** Task requirements **
Exactly as they stand, set down all of the records again.

Component data from apps and pages
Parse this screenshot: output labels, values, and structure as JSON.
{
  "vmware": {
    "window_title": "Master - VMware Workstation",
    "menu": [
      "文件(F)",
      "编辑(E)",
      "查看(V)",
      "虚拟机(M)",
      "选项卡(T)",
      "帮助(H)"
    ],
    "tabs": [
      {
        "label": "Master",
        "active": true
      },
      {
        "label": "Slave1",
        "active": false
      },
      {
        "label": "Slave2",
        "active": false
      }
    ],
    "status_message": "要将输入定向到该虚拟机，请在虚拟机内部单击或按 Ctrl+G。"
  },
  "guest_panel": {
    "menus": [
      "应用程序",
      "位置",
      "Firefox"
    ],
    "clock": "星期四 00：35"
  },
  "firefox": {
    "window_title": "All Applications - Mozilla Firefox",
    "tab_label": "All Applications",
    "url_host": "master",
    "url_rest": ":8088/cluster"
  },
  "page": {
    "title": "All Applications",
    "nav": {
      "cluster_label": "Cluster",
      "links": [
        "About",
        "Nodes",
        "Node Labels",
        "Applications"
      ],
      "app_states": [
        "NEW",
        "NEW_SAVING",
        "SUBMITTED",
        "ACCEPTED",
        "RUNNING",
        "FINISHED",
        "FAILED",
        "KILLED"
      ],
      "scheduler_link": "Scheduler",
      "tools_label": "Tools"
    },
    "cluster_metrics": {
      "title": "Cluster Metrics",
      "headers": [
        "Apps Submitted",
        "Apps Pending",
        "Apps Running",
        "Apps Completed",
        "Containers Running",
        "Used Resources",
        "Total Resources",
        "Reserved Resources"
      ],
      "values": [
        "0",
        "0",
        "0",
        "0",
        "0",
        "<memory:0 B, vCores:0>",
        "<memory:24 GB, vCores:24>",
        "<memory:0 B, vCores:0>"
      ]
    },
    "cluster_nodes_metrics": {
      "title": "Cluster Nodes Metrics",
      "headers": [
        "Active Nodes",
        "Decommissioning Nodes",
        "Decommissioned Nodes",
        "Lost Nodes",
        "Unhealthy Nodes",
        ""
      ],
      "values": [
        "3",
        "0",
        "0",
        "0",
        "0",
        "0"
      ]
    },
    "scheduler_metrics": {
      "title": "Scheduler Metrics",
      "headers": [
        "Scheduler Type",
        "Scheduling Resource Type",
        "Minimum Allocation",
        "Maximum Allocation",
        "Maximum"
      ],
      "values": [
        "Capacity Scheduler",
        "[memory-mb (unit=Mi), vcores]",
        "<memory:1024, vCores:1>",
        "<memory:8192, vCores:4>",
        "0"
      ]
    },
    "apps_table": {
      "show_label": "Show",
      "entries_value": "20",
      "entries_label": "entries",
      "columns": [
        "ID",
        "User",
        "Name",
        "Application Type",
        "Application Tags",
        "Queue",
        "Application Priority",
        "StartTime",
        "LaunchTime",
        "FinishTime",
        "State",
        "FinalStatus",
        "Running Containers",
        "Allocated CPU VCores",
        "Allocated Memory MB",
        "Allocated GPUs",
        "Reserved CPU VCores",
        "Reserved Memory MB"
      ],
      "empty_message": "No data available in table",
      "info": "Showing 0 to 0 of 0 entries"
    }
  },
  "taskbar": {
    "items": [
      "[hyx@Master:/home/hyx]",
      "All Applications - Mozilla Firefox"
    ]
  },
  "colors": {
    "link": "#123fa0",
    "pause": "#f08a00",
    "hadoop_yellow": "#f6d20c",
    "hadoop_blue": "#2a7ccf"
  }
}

** Result **
Parse this screenshot: output labels, values, and structure as JSON.
{
  "vmware": {
    "window_title": "Master - VMware Workstation",
    "menu": [
      "文件(F)",
      "编辑(E)",
      "查看(V)",
      "虚拟机(M)",
      "选项卡(T)",
      "帮助(H)"
    ],
    "tabs": [
      {
        "label": "Master",
        "active": true
      },
      {
        "label": "Slave1",
        "active": false
      },
      {
        "label": "Slave2",
        "active": false
      }
    ],
    "status_message": "要将输入定向到该虚拟机，请在虚拟机内部单击或按 Ctrl+G。"
  },
  "guest_panel": {
    "menus": [
      "应用程序",
      "位置",
      "Firefox"
    ],
    "clock": "星期四 00：35"
  },
  "firefox": {
    "window_title": "All Applications - Mozilla Firefox",
    "tab_label": "All Applications",
    "url_host": "master",
    "url_rest": ":8088/cluster"
  },
  "page": {
    "title": "All Applications",
    "nav": {
      "cluster_label": "Cluster",
      "links": [
        "About",
        "Nodes",
        "Node Labels",
        "Applications"
      ],
      "app_states": [
        "NEW",
        "NEW_SAVING",
        "SUBMITTED",
        "ACCEPTED",
        "RUNNING",
        "FINISHED",
        "FAILED",
        "KILLED"
      ],
      "scheduler_link": "Scheduler",
      "tools_label": "Tools"
    },
    "cluster_metrics": {
      "title": "Cluster Metrics",
      "headers": [
        "Apps Submitted",
        "Apps Pending",
        "Apps Running",
        "Apps Completed",
        "Containers Running",
        "Used Resources",
        "Total Resources",
        "Reserved Resources"
      ],
      "values": [
        "0",
        "0",
        "0",
        "0",
        "0",
        "<memory:0 B, vCores:0>",
        "<memory:24 GB, vCores:24>",
        "<memory:0 B, vCores:0>"
      ]
    },
    "cluster_nodes_metrics": {
      "title": "Cluster Nodes Metrics",
      "headers": [
        "Active Nodes",
        "Decommissioning Nodes",
        "Decommissioned Nodes",
        "Lost Nodes",
        "Unhealthy Nodes",
        ""
      ],
      "values": [
        "3",
        "0",
        "0",
        "0",
        "0",
        "0"
      ]
    },
    "scheduler_metrics": {
      "title": "Scheduler Metrics",
      "headers": [
        "Scheduler Type",
        "Scheduling Resource Type",
        "Minimum Allocation",
        "Maximum Allocation",
        "Maximum"
      ],
      "values": [
        "Capacity Scheduler",
        "[memory-mb (unit=Mi), vcores]",
        "<memory:1024, vCores:1>",
        "<memory:8192, vCores:4>",
        "0"
      ]
    },
    "apps_table": {
      "show_label": "Show",
      "entries_value": "20",
      "entries_label": "entries",
      "columns": [
        "ID",
        "User",
        "Name",
        "Application Type",
        "Application Tags",
        "Queue",
        "Application Priority",
        "StartTime",
        "LaunchTime",
        "FinishTime",
        "State",
        "FinalStatus",
        "Running Containers",
        "Allocated CPU VCores",
        "Allocated Memory MB",
        "Allocated GPUs",
        "Reserved CPU VCores",
        "Reserved Memory MB"
      ],
      "empty_message": "No data available in table",
      "info": "Showing 0 to 0 of 0 entries"
    }
  },
  "taskbar": {
    "items": [
      "[hyx@Master:/home/hyx]",
      "All Applications - Mozilla Firefox"
    ]
  },
  "colors": {
    "link": "#123fa0",
    "pause": "#f08a00",
    "hadoop_yellow": "#f6d20c",
    "hadoop_blue": "#2a7ccf"
  }
}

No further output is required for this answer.